Scientific texts need to adopt a clear and neutral language to appeal to a wider audience

However the obstacles don’t just end with complex language and readability. Psychological barriers are also critical when it comes to inaction. Hold your horses, take a deep breath, ‘cos this is where the dragons come in! In his paper titled “The Dragons of Inaction” 3, Robert Gifford provides a great classification of psychological barriers that lead to shying away from action to mitigate climate change and also to delaying (or failing completely)  to adapt to its consequences. Gifford stresses that it is not that the information is unavailable, but that it is not communicated effectively. This is because many scientist don’t know how to overcome the different psychological barriers that creates an obstacle in effective communication. These barriers range from limited cognition encompassed by ignorance and environmental numbness; ideologies and worldviews leading to seeking salvation in technology and clutching on to scientific uncertainty to justify inaction; discredence stemming from religious views and perceptions of inadequacies in proposed climate policies; differing views on risk; tokenism and sometimes just plain denial. A full list of seven categories of dragons and their 29 sub species are tabulated and described in detail in Gifford’s paper (below you can see my own illustration of the seven main dragons).

Psychological barriers can lead to shying away from climate change mitigation and adaptation

Dragons of inaction
My illustration of the seven dragons, developed from Gifford et al (CC-0 from, own modification)

A key takeaway is that while structural barriers can be removed through legislation, improving infrastructure, ensuring social and economic equality etc., overcoming the psychological barriers stated above needs the corporation of natural and social scientists along with psychologists.
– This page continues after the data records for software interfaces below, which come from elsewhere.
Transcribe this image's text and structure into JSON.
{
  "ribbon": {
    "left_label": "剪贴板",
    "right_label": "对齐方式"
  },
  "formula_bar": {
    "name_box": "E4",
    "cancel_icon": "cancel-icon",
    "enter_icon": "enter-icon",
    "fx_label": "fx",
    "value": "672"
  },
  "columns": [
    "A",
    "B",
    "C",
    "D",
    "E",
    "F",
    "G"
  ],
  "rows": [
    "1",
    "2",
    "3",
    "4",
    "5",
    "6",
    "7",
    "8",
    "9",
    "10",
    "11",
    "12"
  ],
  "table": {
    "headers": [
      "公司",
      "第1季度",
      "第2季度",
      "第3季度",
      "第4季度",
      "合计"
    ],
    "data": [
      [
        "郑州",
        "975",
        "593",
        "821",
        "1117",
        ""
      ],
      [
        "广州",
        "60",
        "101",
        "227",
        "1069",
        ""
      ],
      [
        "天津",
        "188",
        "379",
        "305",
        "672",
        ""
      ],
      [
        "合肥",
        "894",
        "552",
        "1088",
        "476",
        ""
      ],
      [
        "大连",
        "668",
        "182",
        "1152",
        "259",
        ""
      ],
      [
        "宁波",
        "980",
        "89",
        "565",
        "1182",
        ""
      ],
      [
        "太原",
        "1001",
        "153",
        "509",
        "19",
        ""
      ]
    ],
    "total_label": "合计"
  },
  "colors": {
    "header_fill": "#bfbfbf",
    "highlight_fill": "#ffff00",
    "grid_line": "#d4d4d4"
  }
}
This also nudges us towards working with each other, irrespective of our disciplines, as climate change is a wicked problem that cannot be solved by a single discipline or group. I would really encourage all of you, particularly those working in climate change related areas to at least skim through the article.

So basically ineffective communication is muy malo! Given the detrimental, rapid and significant impacts of climate change, improved communication is the need of the hour. Although climate science has made great strides in the recent years, disseminating this information among the decision makers and the masses is critical, as combating climate change needs public and governmental support. As scientists, we not only have the duty to do good science, but we must also be able to effectively communicate our results to help citizens and policy makers understand the dangers and opportunities that exists in averting climate change. This requires us to acknowledge the barriers that exist in stemming the flow of scientific information and taking necessary steps to overcome them. Working across and together with different disciplines, training in scientific communication, involving linguists and professional science communicators while drafting scientific reports (particularly for the public) and during policy debates, and quite simply the use of transparent and easily comprehensible language can go a long way in breaking the barriers that inhibit the effective flow of information. This can better inform the public and policy makers and ensure the adoption of mitigation, adaptation and environmentally sustainable actions to reduce climate change.

I can ramble on and on about effective communication and preaching to the masses. But hey, did you know that Donald Trump is the Republican nominee for the POTUS? I rest my case.


1          Stocker, T. et al. in Climate Change 2013: The Physical Science Basis. Contribution of Working Group I to the Fifth Assessment Report of the Intergovernmental Panel on Climate Change     33-115 (Cambridge University Press, 2013).

2          Barkemeyer, R., Dessai, S., Monge-Sanz, B., Renzi, B. G. & Napolitano, G. Linguistic analysis of IPCC summaries for policymakers and associated coverage. Nature Climate Change 6, 311-316 (2016).

3          Gifford, R. The dragons of inaction: Psychological barriers that limit climate change mitigation and adaptation. American Psychologist 66, 290 (2011).